If there’s been a rookie of the year in this year’s presidential campaign coverage, it’s Nate Silver–a baseball stats guy who has turned his talents to politics and produced some of the most creative slicing and dicing of polling numbers at his website fivethirtyeight.com. Today’s offering is typical Silver: he takes the snap polling results and weights them according to the issues the voters considered most important–and finds that Obama won, according to the cross tabs, on the more important issues, thereby accounting for his snap poll victories.
As for me, the more I think about it, the more McCain’s performance annoys me. He seemed condescending and small throughout, whereas Obama was far more gracious and–I hesitate to use the cliche, but what the hell–likeable. For McCain’s dismissive posture to have worked, Obama would have had to seem as uninformed and overmatched as, well, Sarah Palin. But Obama was as well informed–indeed, better informed–than McCain, even on foreign policy, McCain’s alleged specialty.
Speaking of which, one wonders what the McCain campaign would be doing to Obama today if Obama, instead of McCain, had made the major foreign policy factual errors of the debate–calling Pakistan a failed state when Musharraf took over and screwing up the name of Pakistan’s new leader. (And, once again, McCain continued to insist that the flagrant Mahmoud Ahmadinejad was the leader of Iran, even though there’s another guy, Ali Khamenei, was actually has the title Supreme Leader and controls Iran’s foreign policy and nuclear program. But then, as ever, McCain seems unwilling to change his locutions in this campaign, even when they are proven false.)

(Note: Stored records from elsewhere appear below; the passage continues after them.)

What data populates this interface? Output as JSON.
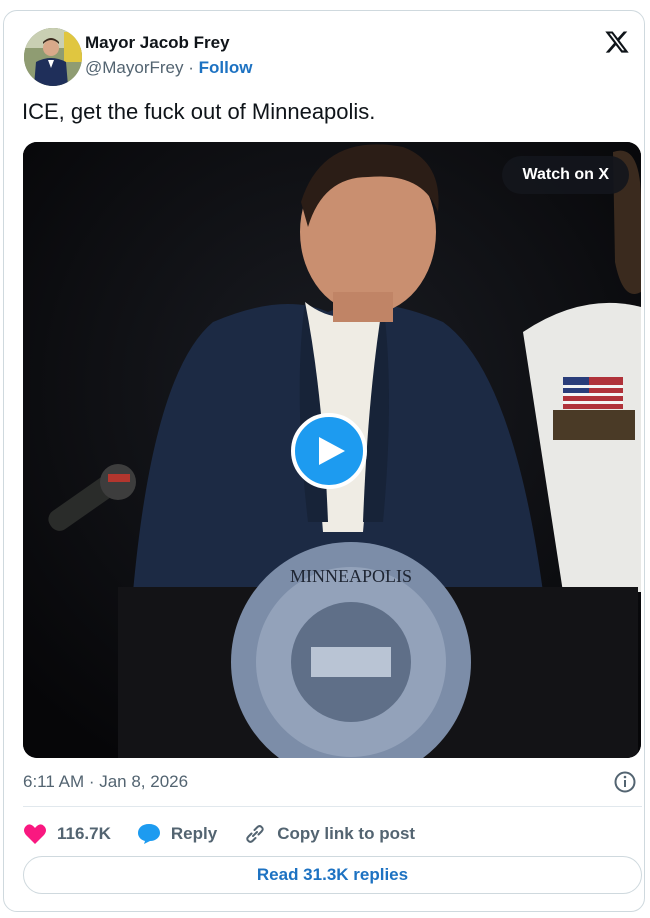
{
  "author": {
    "name": "Mayor Jacob Frey",
    "handle": "@MayorFrey",
    "separator": "·",
    "follow_label": "Follow",
    "avatar_icon": "profile-photo"
  },
  "tweet": {
    "text": "ICE, get the fuck out of Minneapolis.",
    "timestamp": "6:11 AM · Jan 8, 2026"
  },
  "video": {
    "watch_label": "Watch on X",
    "seal_text": "CITY OF MINNEAPOLIS MINN.",
    "play_icon": "play-icon"
  },
  "actions": {
    "likes": "116.7K",
    "reply_label": "Reply",
    "copy_label": "Copy link to post"
  },
  "read_replies_label": "Read 31.3K replies",
  "colors": {
    "accent": "#1d9bf0",
    "link": "#1d72c2",
    "like": "#f91880",
    "muted": "#536471"
  }
}
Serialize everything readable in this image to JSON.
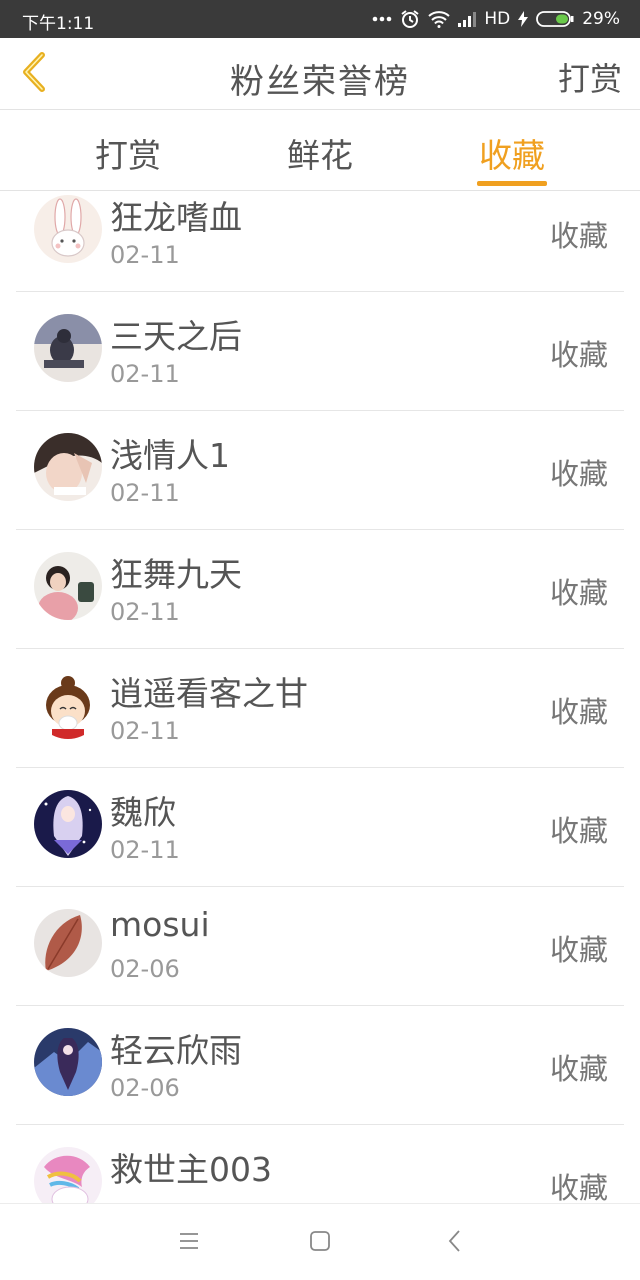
{
  "status_bar": {
    "time": "下午1:11",
    "network_label": "HD",
    "battery": "29%"
  },
  "header": {
    "title": "粉丝荣誉榜",
    "right_action": "打赏",
    "back_icon": "chevron-left-icon",
    "accent_color": "#f0a020"
  },
  "tabs": [
    {
      "label": "打赏",
      "active": false
    },
    {
      "label": "鲜花",
      "active": false
    },
    {
      "label": "收藏",
      "active": true
    }
  ],
  "fans": [
    {
      "name": "狂龙嗜血",
      "date": "02-11",
      "action": "收藏",
      "avatar": "rabbit-avatar"
    },
    {
      "name": "三天之后",
      "date": "02-11",
      "action": "收藏",
      "avatar": "person-sitting-avatar"
    },
    {
      "name": "浅情人1",
      "date": "02-11",
      "action": "收藏",
      "avatar": "girl-photo-avatar"
    },
    {
      "name": "狂舞九天",
      "date": "02-11",
      "action": "收藏",
      "avatar": "girl-pink-avatar"
    },
    {
      "name": "逍遥看客之甘",
      "date": "02-11",
      "action": "收藏",
      "avatar": "cartoon-kid-avatar"
    },
    {
      "name": "魏欣",
      "date": "02-11",
      "action": "收藏",
      "avatar": "anime-girl-avatar"
    },
    {
      "name": "mosui",
      "date": "02-06",
      "action": "收藏",
      "avatar": "leaf-avatar"
    },
    {
      "name": "轻云欣雨",
      "date": "02-06",
      "action": "收藏",
      "avatar": "anime-blue-avatar"
    },
    {
      "name": "救世主003",
      "date": "",
      "action": "收藏",
      "avatar": "pony-avatar"
    }
  ],
  "system_nav": {
    "icons": [
      "menu-icon",
      "home-square-icon",
      "back-arrow-icon"
    ]
  }
}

In the end–contra Nate Silver–I think that character dominates issues in these debates…and McCain’s discomfort–the effort he spent trying to control his temper–and disdain for his opponent did not wear well. I’m not so sure people are going to want him glowering in their living rooms the next four years…We’ll see how this plays out in the looser circumstances of the town hall debate, which comes next (after the Palin-Biden festivities next Thursday).